time apply Locktite adhesive on top of the screws. This would
keep the screws from falling out.
My personal choice would be to apply a rivet with a rivet
gun. These are available in inexpensive sets. Line up the
door with the hinge and apply a rivet, pumping gently on the
gun. When the rivet is set properly, the gun will cut off the
excess. Continue the process on all the screw holes. Your
shower door should be carefree for many years.
Today's Do It Yourself Item: A sanding sponge. These are
rectangular sponges covered by a coating of graphite. They
are available in various degrees of roughness from coarse to
fine, and are the perfect tool to sand not only walls but
doors, metal work, and areas that are difficult to reach.
Today's Do It Yourself Hint: On showers and kitchen sinks
there is occasionally a white buildup that is very difficult
to clean. Use a mixture of 1/3 vinegar to 2/3 warm water and
clean with a sponge. This can be repeated over a few days to
achieve the best results. Caution: since it is acidic,
vinegar can pit your counters, so rinse the areas well after
Yosef Krinsky, a third generation craftsman, is the CEO of
Walls R Us -- House Painting, Inc., Jerusalem Division. He
can be reached at (02) 585-9559; common mail POB 27355,
Jerusalem; email at firstname.lastname@example.org; and soon at his new
World Wide Web Site. Homeowners (renters too) are invited to
email their questions for a somewhat quick replay. He will

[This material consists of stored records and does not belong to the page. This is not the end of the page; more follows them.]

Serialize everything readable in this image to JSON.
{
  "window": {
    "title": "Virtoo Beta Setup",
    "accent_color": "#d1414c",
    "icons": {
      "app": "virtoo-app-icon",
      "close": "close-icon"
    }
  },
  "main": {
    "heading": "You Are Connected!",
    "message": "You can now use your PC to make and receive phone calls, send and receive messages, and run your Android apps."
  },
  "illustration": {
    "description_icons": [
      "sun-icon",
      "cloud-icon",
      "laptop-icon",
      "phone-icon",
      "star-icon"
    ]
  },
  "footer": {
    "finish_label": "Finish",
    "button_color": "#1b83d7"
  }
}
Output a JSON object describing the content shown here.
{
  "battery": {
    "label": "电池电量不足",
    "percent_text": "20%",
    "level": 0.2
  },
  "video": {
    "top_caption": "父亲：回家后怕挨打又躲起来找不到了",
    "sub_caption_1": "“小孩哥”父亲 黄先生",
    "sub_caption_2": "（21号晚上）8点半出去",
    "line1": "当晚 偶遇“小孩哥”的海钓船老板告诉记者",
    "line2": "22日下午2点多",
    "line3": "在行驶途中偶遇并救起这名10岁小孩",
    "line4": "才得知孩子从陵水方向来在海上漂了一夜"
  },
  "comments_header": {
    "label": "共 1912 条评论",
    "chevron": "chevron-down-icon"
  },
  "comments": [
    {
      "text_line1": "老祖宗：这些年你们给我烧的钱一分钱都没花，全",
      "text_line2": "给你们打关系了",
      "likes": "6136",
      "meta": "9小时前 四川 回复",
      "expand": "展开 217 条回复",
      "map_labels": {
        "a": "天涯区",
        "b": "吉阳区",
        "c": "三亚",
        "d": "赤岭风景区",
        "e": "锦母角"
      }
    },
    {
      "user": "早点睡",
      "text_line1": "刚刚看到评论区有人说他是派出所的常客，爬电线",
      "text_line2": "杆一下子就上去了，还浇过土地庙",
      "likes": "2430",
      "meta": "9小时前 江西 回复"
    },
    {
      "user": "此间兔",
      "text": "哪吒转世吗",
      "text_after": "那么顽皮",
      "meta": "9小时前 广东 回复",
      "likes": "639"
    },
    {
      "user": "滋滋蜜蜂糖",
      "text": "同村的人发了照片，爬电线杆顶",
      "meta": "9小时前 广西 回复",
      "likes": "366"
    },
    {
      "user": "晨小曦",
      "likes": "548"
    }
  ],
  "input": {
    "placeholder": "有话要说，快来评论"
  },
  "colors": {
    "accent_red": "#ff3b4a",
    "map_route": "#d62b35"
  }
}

publish names of individuals who ask for advice unless they
explicitly request to remain anonymous.